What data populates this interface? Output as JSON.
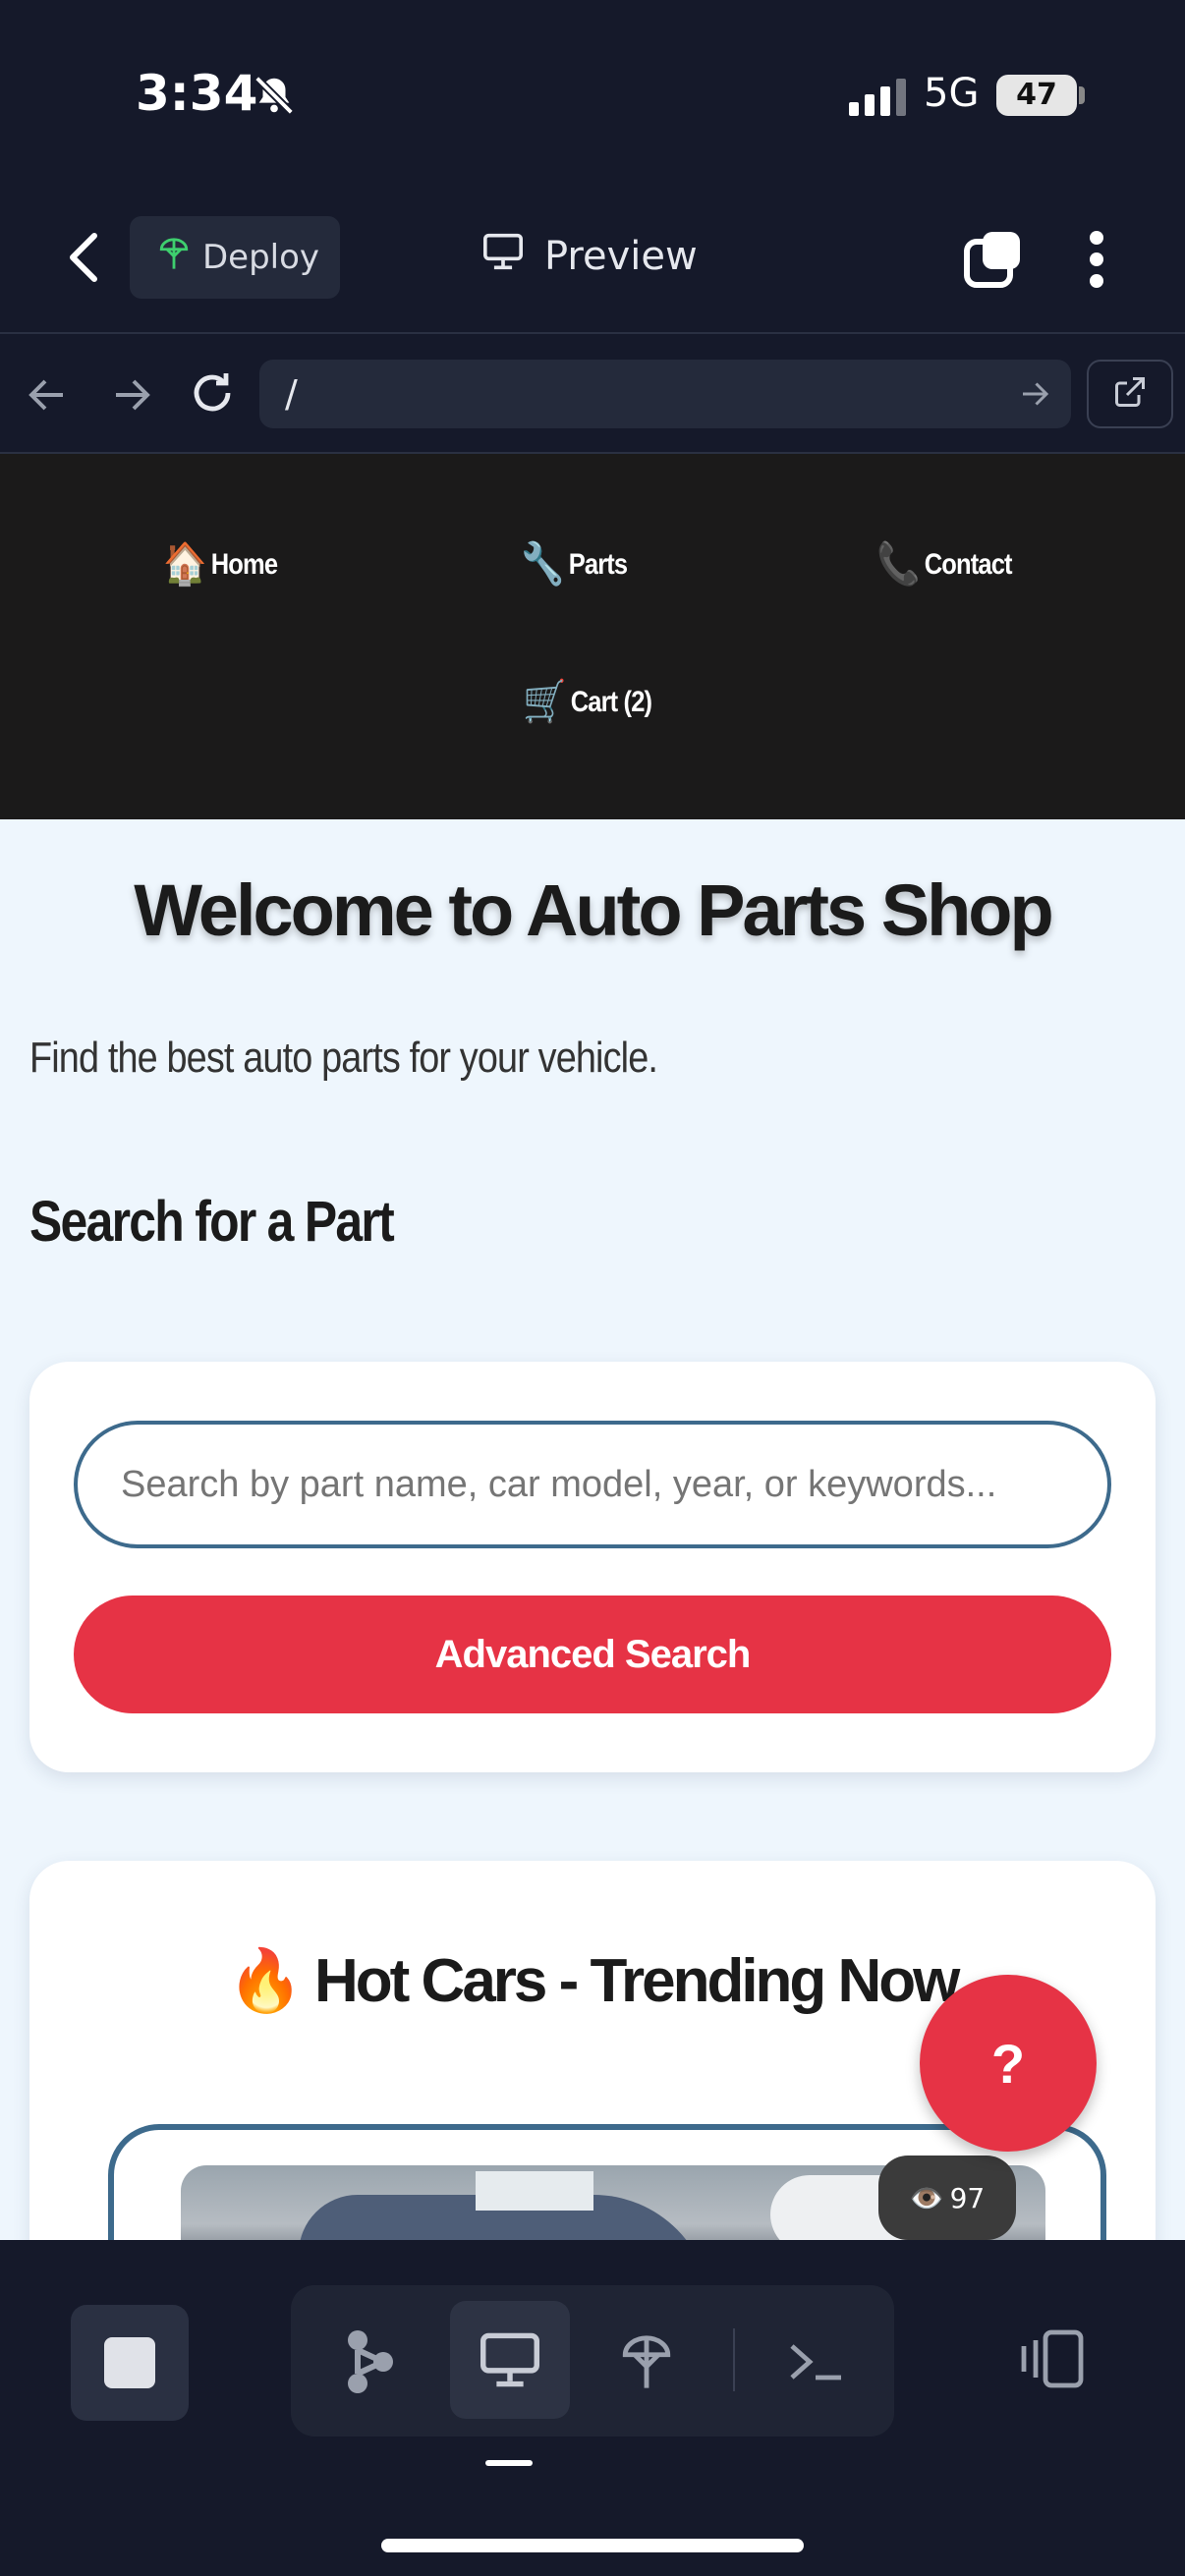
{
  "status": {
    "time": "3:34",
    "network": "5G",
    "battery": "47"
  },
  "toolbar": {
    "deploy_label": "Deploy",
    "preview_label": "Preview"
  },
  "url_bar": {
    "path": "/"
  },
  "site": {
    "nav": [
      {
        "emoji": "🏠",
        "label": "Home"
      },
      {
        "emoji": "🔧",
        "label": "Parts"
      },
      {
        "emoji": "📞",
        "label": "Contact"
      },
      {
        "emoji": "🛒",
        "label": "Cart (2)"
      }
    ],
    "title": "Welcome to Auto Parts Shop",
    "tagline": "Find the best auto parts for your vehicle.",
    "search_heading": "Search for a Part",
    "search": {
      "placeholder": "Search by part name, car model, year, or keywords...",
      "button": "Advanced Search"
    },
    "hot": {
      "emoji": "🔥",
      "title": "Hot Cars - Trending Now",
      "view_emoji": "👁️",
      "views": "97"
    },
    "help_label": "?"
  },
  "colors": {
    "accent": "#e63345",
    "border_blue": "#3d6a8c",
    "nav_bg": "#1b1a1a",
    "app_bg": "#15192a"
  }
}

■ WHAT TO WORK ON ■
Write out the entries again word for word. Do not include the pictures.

■ RESPONSE ■
What data populates this interface? Output as JSON.
{
  "status": {
    "time": "3:34",
    "network": "5G",
    "battery": "47"
  },
  "toolbar": {
    "deploy_label": "Deploy",
    "preview_label": "Preview"
  },
  "url_bar": {
    "path": "/"
  },
  "site": {
    "nav": [
      {
        "emoji": "🏠",
        "label": "Home"
      },
      {
        "emoji": "🔧",
        "label": "Parts"
      },
      {
        "emoji": "📞",
        "label": "Contact"
      },
      {
        "emoji": "🛒",
        "label": "Cart (2)"
      }
    ],
    "title": "Welcome to Auto Parts Shop",
    "tagline": "Find the best auto parts for your vehicle.",
    "search_heading": "Search for a Part",
    "search": {
      "placeholder": "Search by part name, car model, year, or keywords...",
      "button": "Advanced Search"
    },
    "hot": {
      "emoji": "🔥",
      "title": "Hot Cars - Trending Now",
      "view_emoji": "👁️",
      "views": "97"
    },
    "help_label": "?"
  },
  "colors": {
    "accent": "#e63345",
    "border_blue": "#3d6a8c",
    "nav_bg": "#1b1a1a",
    "app_bg": "#15192a"
  }
}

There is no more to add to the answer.